David Gordon’s theater work, “Uncivil Wars: Moving with Brecht & Eisler,” which premieres this week at the Walker Art Center, has a long history. Make that an involved and prescient history, with unflinching contemporary relevance.
Let’s start at what might be the beginning: Shakespeare’s “Measure for Measure,” which Gordon claims was based on maybe 12 other prior literary works, and which in turn inspired Bertolt Brecht to write his 1931 play “The Roundheads and the Pointheads,” for which German composer Hanns Eisler composed the music.
Brecht’s play is set in the fictional country of Yahoo, which has a serious financial deficit and an abundance of corn. To solve the problem, the supposed natives (the roundheads) start a war and blame the supposed illegal immigrants (the pointheads) for their economic woes, inflaming class, race, religious and economic divisiveness in the process. Sound familiar?
It did to Gordon, who one day — during George W. Bush’s first term as president — found himself with Village Voice theater critic Michael Feingold’s translation of “The Roundheads and the Pointheads.” The script “seemed to convey exactly what was happening in America,” Gordon recalled last Saturday at a public conversation with Guthrie dramaturg Michael Lupu.
In 2003, Gordon did his own tinkering and staged an eight-week workshop for The Actors’ Studio in New York. He intended to shelve the work-in-progress, but “then Bush got re-elected and I pulled the script back out,” Gordon said. “It was the news. And I began to take more chances with the material as it continued to pose more questions.”
Additional workshop stagings followed, in 2005, 2007, and this February at Skidmore College. Even though Bush has left office, the work has continued relevance, Gordon insists, because we and our new president are navigating through the backwash of Bush’s policies.

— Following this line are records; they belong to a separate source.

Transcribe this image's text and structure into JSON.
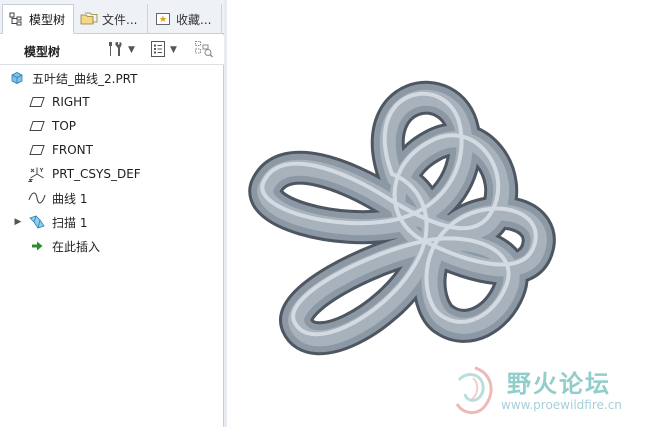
{
  "tabs": [
    {
      "label": "模型树",
      "icon": "model-tree-icon"
    },
    {
      "label": "文件...",
      "icon": "folder-browser-icon"
    },
    {
      "label": "收藏...",
      "icon": "favorites-icon"
    }
  ],
  "toolbar": {
    "title": "模型树",
    "settings_icon": "tree-settings-icon",
    "show_icon": "tree-show-icon",
    "filter_icon": "tree-filter-icon"
  },
  "tree": {
    "root": {
      "label": "五叶结_曲线_2.PRT",
      "icon": "part-icon"
    },
    "items": [
      {
        "label": "RIGHT",
        "icon": "datum-plane-icon",
        "expandable": false
      },
      {
        "label": "TOP",
        "icon": "datum-plane-icon",
        "expandable": false
      },
      {
        "label": "FRONT",
        "icon": "datum-plane-icon",
        "expandable": false
      },
      {
        "label": "PRT_CSYS_DEF",
        "icon": "coordinate-system-icon",
        "expandable": false
      },
      {
        "label": "曲线 1",
        "icon": "curve-icon",
        "expandable": false
      },
      {
        "label": "扫描 1",
        "icon": "sweep-icon",
        "expandable": true
      },
      {
        "label": "在此插入",
        "icon": "insert-here-arrow-icon",
        "expandable": false
      }
    ]
  },
  "watermark": {
    "title": "野火论坛",
    "url": "www.proewildfire.cn"
  },
  "colors": {
    "tube": "#8e9aa6",
    "tube_highlight": "#dfe4ea",
    "tube_shadow": "#5b6571",
    "accent": "#3b8fd9"
  }
}
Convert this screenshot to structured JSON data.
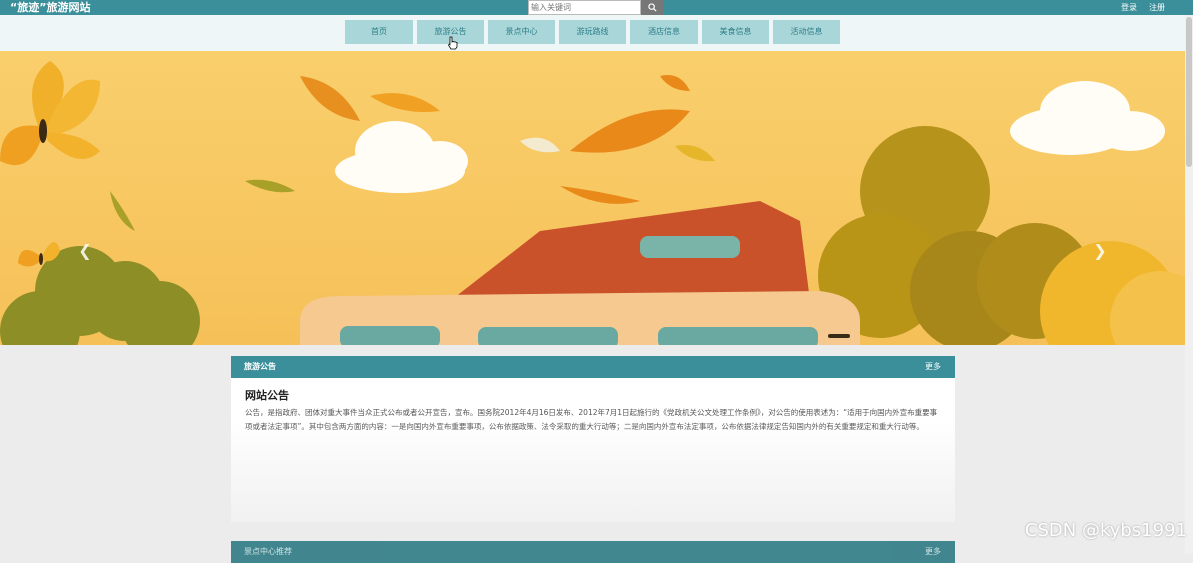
{
  "header": {
    "site_title": "“旅迹”旅游网站",
    "search_placeholder": "输入关键词",
    "search_icon": "search-icon",
    "login_label": "登录",
    "register_label": "注册"
  },
  "nav": {
    "items": [
      {
        "label": "首页"
      },
      {
        "label": "旅游公告"
      },
      {
        "label": "景点中心"
      },
      {
        "label": "游玩路线"
      },
      {
        "label": "酒店信息"
      },
      {
        "label": "美食信息"
      },
      {
        "label": "活动信息"
      }
    ]
  },
  "banner": {
    "prev_icon": "chevron-left-icon",
    "next_icon": "chevron-right-icon",
    "slide_count": 3,
    "active_slide": 2
  },
  "notice_section": {
    "header_title": "旅游公告",
    "more_label": "更多",
    "heading": "网站公告",
    "body": "公告，是指政府、团体对重大事件当众正式公布或者公开宣告，宣布。国务院2012年4月16日发布、2012年7月1日起施行的《党政机关公文处理工作条例》，对公告的使用表述为：“适用于向国内外宣布重要事项或者法定事项”。其中包含两方面的内容：一是向国内外宣布重要事项，公布依据政策、法令采取的重大行动等；二是向国内外宣布法定事项，公布依据法律规定告知国内外的有关重要规定和重大行动等。"
  },
  "attractions_section": {
    "header_title": "景点中心推荐",
    "more_label": "更多"
  },
  "watermark": "CSDN @kybs1991",
  "colors": {
    "primary": "#3a8f9a",
    "nav_item_bg": "#a9d6d8",
    "nav_text": "#2d7f8a",
    "banner_sky": "#f7c763"
  }
}
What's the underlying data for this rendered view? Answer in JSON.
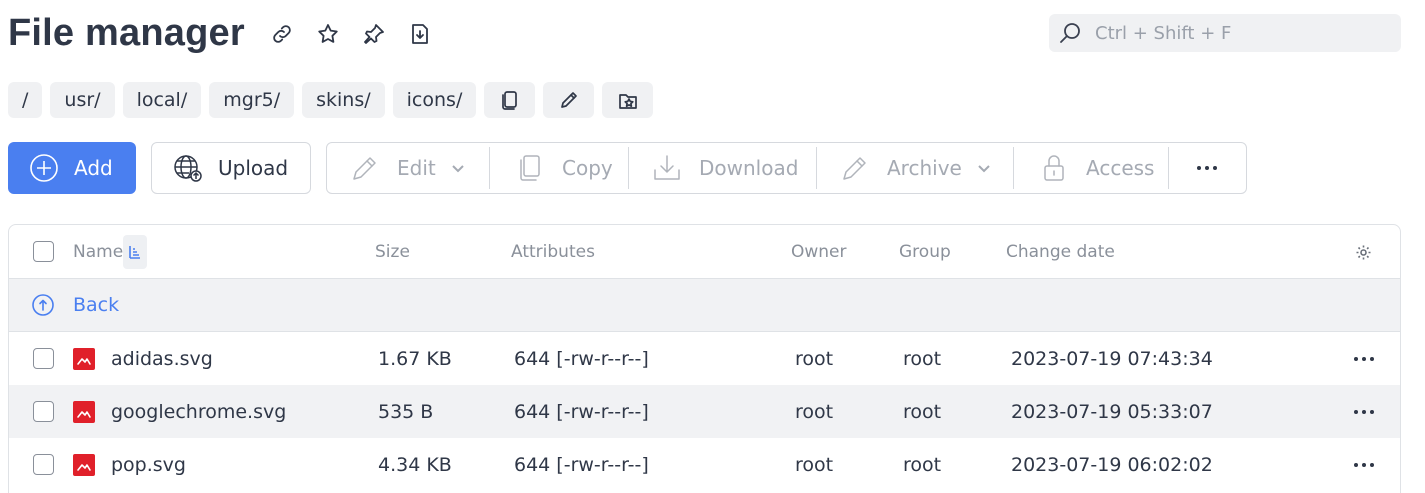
{
  "header": {
    "title": "File manager",
    "icons": [
      "link-icon",
      "star-icon",
      "pin-icon",
      "save-download-icon"
    ]
  },
  "search": {
    "placeholder": "Ctrl + Shift + F",
    "icon": "search-icon"
  },
  "breadcrumbs": [
    "/",
    "usr/",
    "local/",
    "mgr5/",
    "skins/",
    "icons/"
  ],
  "breadcrumb_actions": [
    "copy-path-icon",
    "edit-path-icon",
    "favorite-folder-icon"
  ],
  "toolbar": {
    "add_label": "Add",
    "upload_label": "Upload",
    "edit_label": "Edit",
    "copy_label": "Copy",
    "download_label": "Download",
    "archive_label": "Archive",
    "access_label": "Access"
  },
  "table": {
    "columns": [
      "Name",
      "Size",
      "Attributes",
      "Owner",
      "Group",
      "Change date"
    ],
    "back_label": "Back",
    "rows": [
      {
        "name": "adidas.svg",
        "size": "1.67 KB",
        "attributes": "644 [-rw-r--r--]",
        "owner": "root",
        "group": "root",
        "date": "2023-07-19 07:43:34"
      },
      {
        "name": "googlechrome.svg",
        "size": "535 B",
        "attributes": "644 [-rw-r--r--]",
        "owner": "root",
        "group": "root",
        "date": "2023-07-19 05:33:07"
      },
      {
        "name": "pop.svg",
        "size": "4.34 KB",
        "attributes": "644 [-rw-r--r--]",
        "owner": "root",
        "group": "root",
        "date": "2023-07-19 06:02:02"
      }
    ]
  },
  "colors": {
    "accent": "#4a7ff0",
    "file_icon": "#e0202a",
    "text": "#2f3747",
    "disabled": "#a5aab3"
  }
}
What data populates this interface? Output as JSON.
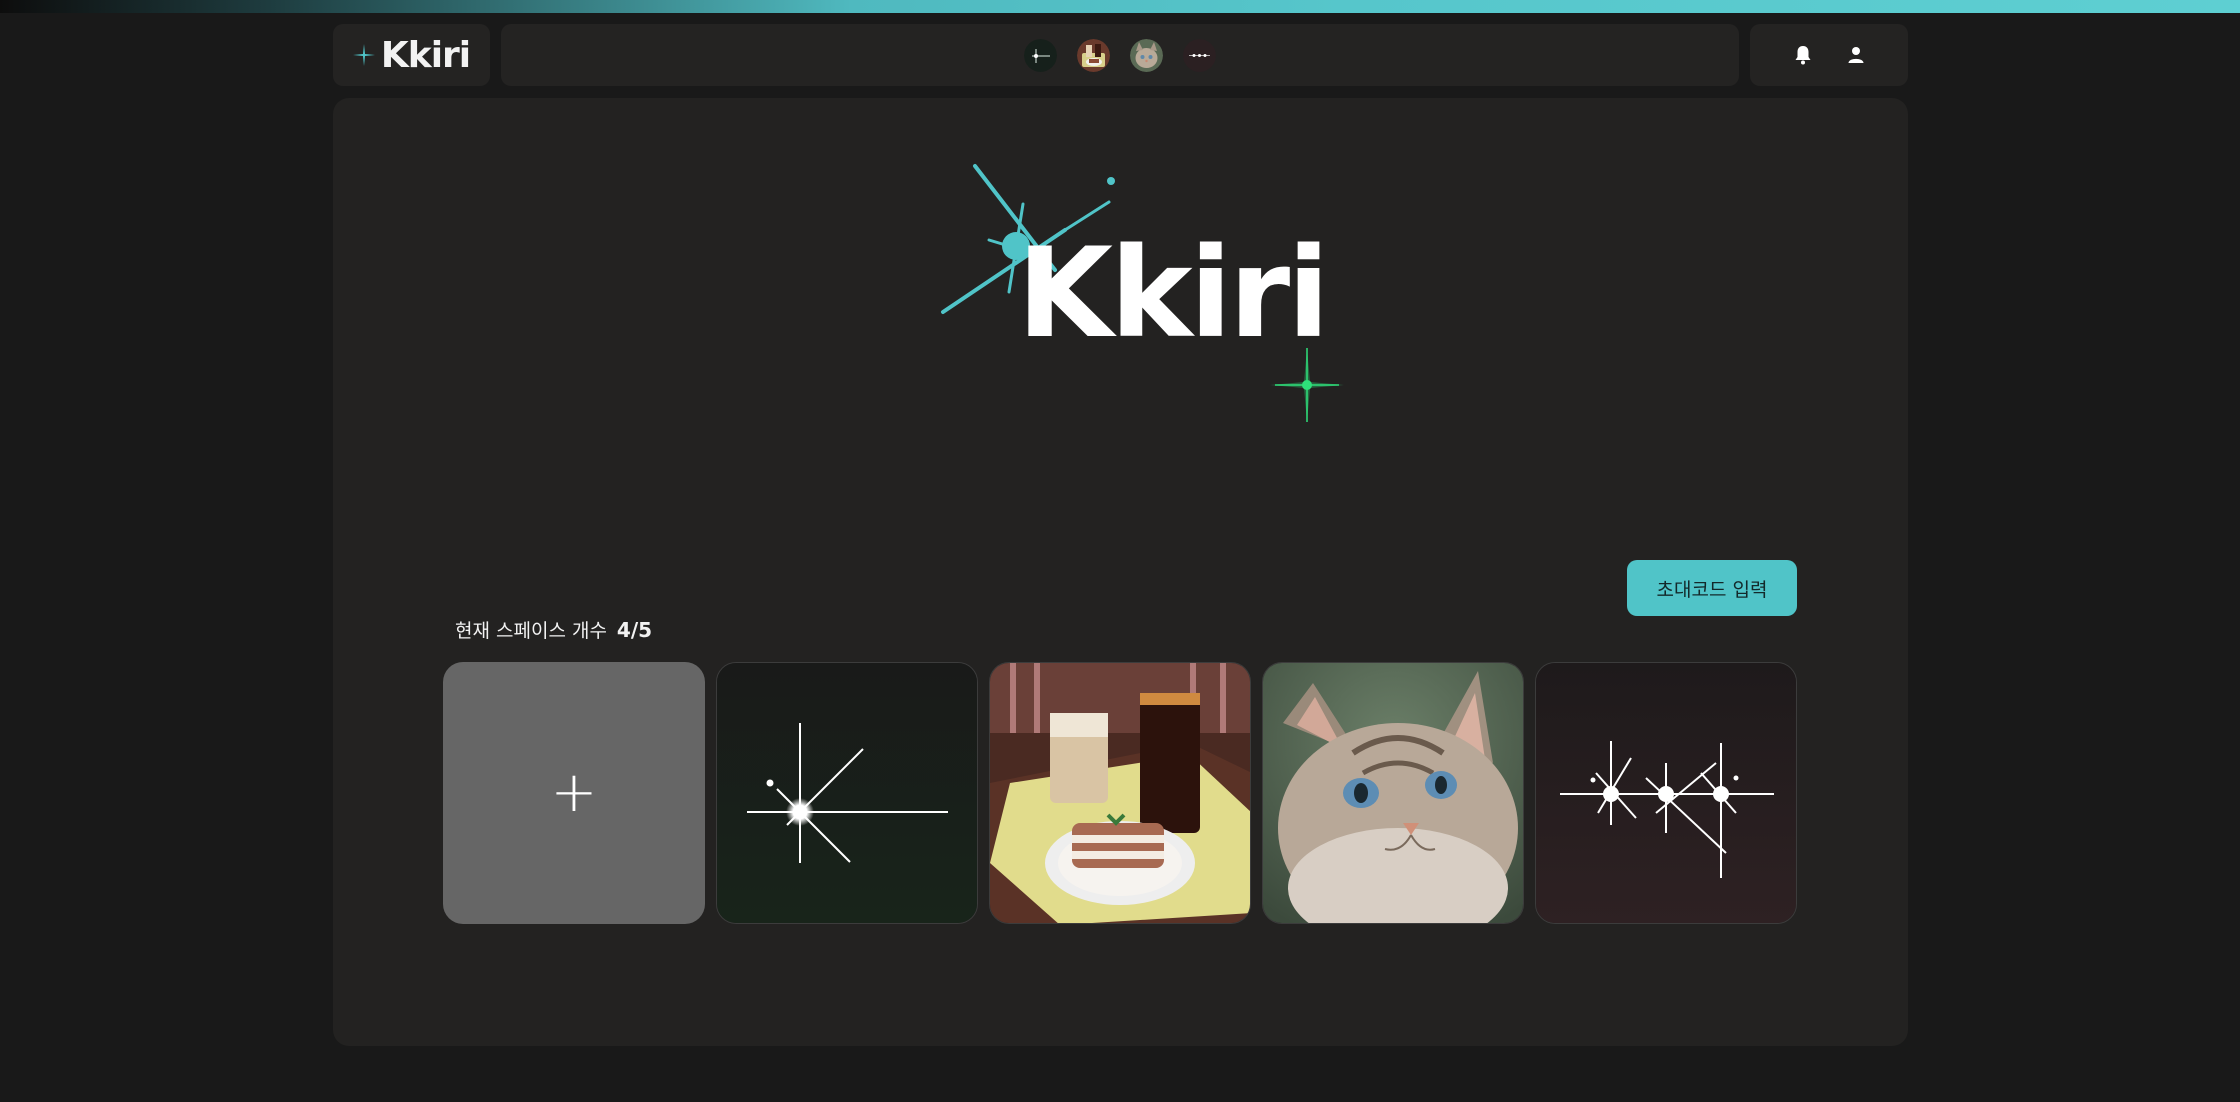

“One half of every part of the world is killing the other half of every part of the world because of turf, economics, politics and religion,” Gordon said, drawing parallels between the roundhead-pointhead clashes in Brecht’s play and current violations of human rights occurring around the globe. “The title ‘Uncivil Wars’ has nothing to do with Bush.”
In each iteration of “Uncivil Wars”, Gordon has used members of his troupe, David Gordon Pick Up Performance Co(s)., as well as a chorus of students and performers from the community, in the production.
Leslie Van Duzer, an architecture professor at the University of Minnesota, is one of the Twin Cities community members making her performance debut in “Uncivil Wars.” “It was amazing how he took 20 people who didn’t know each other and helped us find a common pulse,” she said Saturday. “But there’s little dancing in the show, which is a relief.”
Gordon’s reputation, however, has long rested on his innovative approaches to movement and its use on stage. Some 40 years ago, Gordon (a native New Yorker) was one of the pioneering post-modernists who broke away from the drama and expressionism of classic modern dance, and stripped movement down to its everyday essence.
A founding member of such experimental groups as Judson Dance Theater and Grand Union (supported almost from their inception by the Walker Art Center), Gordon added his own radical signature to his movement explorations: spoken text. Though almost a sacrilege then, text (whether spoken live or part of a sound score) is quite common today.
When asked why “Uncivil Wars” has so little movement in it, Gordon explained that, “Everything’s always moving in my work. I build objects that move, hire people to move those objects, people are moving all the time.” Ladders and chairs move through “Uncivil Wars,” as does text on a television screen, and as do performers who disperse and reassemble on stage.
But the work is more musical theater and stage play than movement performance. “I’m a very practical fellow,” Gordon said. “When the money comes from a dance department, then my work has more movement in it. When the money comes form a theater department, my works shifts to text. My mind simply functions for the stage, with movement, speaking, singing and humans all a part of it.”
Performers this weekend also include Gordon’s spouse and long-time collaborator Valda Setterfield as Brecht, pianist Gina Leishman as Eisler and acclaimed performance artist John Kelly. In 2007, Claudia La Rocco of the New York Times called one workshop iteration of “Uncivil Wars” a “deliciously heady … rumination on artistic ownership, part elaboration of [Gordon’s] continuing critique of current American politics, part something else entirely. … The delicate rhymes and cadences embedded in the songs and dialogue carry you along, as does the ceaseless but never busy movement of set and cast.”
The last performance by Gordon’s company in the Twin Cities, “Dancing Henry V” in 2005, drew easy parallels between Henry V’s invasion of France and Bush’s invasion of Iraq. Asked if his satirical, trenchant “Uncivil Wars” might be his most political work to date, Gordon replied, “I don’t know how anyone who makes work about what people do to people could be anything else.”
“I used to say I wasn’t a political artist. But I was a fool.”
“Uncivil Wars: Moving with Brecht & Eisler,” 8 p.m., Thursday-Saturday, March 12-14; McGuire Theater, Walker Art Center, ($15-$25) 612-375-7600.